----- Available records

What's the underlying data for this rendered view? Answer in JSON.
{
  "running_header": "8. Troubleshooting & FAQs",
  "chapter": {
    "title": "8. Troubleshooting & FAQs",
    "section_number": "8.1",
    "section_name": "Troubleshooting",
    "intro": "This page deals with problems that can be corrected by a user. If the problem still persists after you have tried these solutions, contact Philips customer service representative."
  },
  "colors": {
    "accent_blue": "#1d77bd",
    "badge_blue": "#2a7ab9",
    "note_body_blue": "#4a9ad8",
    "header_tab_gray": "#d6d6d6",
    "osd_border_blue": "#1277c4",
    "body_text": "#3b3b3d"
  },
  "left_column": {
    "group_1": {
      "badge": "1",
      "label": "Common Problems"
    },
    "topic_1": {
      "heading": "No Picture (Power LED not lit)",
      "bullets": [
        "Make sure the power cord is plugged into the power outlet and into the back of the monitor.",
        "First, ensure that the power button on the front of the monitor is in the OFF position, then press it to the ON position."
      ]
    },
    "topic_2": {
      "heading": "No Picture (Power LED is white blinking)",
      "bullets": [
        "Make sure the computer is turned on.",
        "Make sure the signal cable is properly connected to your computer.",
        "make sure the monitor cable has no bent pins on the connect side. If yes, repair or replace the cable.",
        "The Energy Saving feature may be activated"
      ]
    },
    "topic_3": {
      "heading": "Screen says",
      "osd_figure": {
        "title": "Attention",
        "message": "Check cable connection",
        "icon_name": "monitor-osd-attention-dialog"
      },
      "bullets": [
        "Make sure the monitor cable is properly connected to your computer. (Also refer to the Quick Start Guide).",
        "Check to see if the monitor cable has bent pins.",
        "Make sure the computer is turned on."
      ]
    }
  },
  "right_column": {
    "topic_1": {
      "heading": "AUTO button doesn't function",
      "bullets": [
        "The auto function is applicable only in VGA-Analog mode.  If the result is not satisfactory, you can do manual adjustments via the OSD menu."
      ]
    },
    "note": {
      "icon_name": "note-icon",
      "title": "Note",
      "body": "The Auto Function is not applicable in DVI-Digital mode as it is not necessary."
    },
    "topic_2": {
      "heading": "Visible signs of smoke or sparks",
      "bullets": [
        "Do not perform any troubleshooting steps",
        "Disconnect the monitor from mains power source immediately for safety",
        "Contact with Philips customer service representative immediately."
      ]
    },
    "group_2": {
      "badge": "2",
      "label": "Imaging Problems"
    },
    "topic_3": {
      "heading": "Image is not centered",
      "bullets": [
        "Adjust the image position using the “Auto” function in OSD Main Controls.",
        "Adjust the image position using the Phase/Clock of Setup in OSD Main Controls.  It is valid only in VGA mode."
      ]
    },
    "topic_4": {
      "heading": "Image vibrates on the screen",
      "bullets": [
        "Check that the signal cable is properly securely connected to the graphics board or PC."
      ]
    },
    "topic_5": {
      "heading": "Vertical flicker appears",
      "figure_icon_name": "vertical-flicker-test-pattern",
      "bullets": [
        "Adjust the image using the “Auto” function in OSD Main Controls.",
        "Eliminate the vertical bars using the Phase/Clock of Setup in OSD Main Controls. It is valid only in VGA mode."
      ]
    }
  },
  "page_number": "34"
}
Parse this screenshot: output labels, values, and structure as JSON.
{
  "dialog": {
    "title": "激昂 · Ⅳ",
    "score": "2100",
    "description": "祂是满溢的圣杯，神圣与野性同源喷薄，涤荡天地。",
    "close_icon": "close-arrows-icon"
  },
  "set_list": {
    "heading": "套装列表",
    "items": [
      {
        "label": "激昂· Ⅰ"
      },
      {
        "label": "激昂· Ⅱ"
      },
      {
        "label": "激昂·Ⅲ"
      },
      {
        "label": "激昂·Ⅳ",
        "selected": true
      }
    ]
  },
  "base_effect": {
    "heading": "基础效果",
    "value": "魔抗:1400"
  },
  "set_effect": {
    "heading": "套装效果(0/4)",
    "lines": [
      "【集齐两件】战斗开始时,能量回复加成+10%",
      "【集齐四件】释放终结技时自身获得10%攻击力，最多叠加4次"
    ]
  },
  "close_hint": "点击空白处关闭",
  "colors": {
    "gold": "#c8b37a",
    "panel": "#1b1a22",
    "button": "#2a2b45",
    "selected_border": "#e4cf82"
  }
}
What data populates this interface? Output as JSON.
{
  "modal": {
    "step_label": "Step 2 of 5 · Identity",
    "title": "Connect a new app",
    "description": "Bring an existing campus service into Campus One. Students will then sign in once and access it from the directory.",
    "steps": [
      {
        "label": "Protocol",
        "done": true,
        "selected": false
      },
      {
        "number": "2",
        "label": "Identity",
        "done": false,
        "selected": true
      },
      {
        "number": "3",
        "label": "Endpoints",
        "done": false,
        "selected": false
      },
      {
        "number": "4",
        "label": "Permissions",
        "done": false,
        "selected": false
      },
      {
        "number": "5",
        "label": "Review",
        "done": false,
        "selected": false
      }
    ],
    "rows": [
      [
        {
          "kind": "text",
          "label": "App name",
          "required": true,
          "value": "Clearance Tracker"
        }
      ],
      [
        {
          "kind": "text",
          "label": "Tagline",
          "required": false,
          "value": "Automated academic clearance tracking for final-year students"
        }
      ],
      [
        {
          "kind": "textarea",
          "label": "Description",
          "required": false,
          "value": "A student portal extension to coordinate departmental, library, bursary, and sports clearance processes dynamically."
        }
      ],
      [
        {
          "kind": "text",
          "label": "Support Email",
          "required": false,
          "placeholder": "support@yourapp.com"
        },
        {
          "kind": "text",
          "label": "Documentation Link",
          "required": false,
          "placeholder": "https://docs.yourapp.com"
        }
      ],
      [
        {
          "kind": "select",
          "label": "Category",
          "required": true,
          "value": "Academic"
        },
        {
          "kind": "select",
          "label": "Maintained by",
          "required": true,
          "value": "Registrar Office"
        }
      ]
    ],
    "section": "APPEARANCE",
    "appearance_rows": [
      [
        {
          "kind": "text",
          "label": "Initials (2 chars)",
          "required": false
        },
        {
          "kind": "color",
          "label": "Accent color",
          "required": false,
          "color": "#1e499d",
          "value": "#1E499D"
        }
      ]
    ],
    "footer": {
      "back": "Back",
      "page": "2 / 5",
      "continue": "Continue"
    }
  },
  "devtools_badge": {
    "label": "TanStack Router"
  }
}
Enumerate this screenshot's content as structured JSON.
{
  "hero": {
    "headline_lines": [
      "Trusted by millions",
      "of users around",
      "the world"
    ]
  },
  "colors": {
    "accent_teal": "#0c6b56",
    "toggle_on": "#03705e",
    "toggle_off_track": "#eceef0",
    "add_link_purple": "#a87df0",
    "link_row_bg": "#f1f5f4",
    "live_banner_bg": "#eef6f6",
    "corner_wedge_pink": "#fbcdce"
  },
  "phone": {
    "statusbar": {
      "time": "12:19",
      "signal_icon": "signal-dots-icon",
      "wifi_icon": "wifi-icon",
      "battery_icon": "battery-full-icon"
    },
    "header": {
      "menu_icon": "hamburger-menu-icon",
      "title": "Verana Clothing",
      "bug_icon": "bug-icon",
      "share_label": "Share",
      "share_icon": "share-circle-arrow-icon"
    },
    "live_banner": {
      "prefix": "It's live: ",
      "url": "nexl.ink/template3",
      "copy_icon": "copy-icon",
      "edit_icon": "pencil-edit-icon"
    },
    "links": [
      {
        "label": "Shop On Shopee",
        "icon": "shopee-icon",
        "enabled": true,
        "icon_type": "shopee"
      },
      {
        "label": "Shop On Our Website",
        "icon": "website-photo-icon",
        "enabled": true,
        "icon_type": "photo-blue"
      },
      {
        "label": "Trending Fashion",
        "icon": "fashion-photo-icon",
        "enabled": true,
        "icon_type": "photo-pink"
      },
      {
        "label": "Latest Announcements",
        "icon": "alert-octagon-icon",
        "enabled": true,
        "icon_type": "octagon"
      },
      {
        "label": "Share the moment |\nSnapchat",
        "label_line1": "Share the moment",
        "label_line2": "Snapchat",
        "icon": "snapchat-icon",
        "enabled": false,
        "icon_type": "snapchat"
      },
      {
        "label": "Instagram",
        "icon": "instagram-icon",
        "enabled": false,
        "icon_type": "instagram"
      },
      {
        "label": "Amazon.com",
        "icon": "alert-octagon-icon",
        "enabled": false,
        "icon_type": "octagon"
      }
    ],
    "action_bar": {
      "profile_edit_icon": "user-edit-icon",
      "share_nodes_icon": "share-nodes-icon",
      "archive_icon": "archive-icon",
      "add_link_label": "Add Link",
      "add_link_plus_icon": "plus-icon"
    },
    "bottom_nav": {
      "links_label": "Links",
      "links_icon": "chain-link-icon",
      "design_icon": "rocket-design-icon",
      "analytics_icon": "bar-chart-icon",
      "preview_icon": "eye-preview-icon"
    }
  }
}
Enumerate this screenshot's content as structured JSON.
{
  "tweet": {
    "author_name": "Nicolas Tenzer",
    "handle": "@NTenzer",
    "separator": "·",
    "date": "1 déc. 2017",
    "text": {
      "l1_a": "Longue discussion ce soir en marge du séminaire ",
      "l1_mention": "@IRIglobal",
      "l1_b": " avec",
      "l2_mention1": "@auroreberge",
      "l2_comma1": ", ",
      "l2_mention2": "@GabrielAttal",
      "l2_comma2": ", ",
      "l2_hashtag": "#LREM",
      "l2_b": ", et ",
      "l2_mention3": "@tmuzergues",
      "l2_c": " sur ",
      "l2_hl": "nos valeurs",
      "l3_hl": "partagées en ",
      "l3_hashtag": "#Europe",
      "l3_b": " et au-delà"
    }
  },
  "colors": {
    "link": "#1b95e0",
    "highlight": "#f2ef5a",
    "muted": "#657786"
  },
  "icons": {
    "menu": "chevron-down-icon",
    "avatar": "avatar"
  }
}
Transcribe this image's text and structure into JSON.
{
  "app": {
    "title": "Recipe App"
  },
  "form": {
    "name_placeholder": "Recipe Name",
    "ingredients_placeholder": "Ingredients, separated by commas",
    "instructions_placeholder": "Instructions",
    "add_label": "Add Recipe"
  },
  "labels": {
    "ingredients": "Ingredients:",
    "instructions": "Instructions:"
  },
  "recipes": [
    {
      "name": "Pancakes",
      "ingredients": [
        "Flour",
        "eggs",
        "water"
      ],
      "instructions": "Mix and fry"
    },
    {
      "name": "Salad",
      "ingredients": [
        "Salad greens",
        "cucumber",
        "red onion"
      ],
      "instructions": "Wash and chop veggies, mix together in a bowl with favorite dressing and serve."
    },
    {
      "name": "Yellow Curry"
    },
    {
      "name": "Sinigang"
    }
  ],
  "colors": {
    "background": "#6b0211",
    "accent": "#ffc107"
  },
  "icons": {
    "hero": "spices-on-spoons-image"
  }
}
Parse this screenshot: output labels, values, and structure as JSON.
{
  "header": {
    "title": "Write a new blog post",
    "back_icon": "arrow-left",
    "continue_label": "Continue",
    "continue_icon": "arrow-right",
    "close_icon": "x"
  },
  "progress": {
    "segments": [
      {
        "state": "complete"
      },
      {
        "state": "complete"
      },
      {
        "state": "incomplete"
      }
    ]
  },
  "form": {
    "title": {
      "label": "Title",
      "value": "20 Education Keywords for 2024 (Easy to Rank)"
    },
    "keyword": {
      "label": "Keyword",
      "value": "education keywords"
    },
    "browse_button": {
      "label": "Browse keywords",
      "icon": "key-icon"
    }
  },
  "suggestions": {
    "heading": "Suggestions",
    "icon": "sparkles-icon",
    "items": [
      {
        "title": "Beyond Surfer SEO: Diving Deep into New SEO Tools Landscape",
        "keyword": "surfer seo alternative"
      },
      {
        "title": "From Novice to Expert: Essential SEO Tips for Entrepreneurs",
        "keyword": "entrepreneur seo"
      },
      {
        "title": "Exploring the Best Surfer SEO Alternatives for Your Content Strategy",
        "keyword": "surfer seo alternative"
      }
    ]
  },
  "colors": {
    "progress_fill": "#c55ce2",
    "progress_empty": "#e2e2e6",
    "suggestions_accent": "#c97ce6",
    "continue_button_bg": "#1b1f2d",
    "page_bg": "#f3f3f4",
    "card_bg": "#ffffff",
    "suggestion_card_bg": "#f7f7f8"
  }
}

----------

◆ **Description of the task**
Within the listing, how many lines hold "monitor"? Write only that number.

◆ **Response box**
7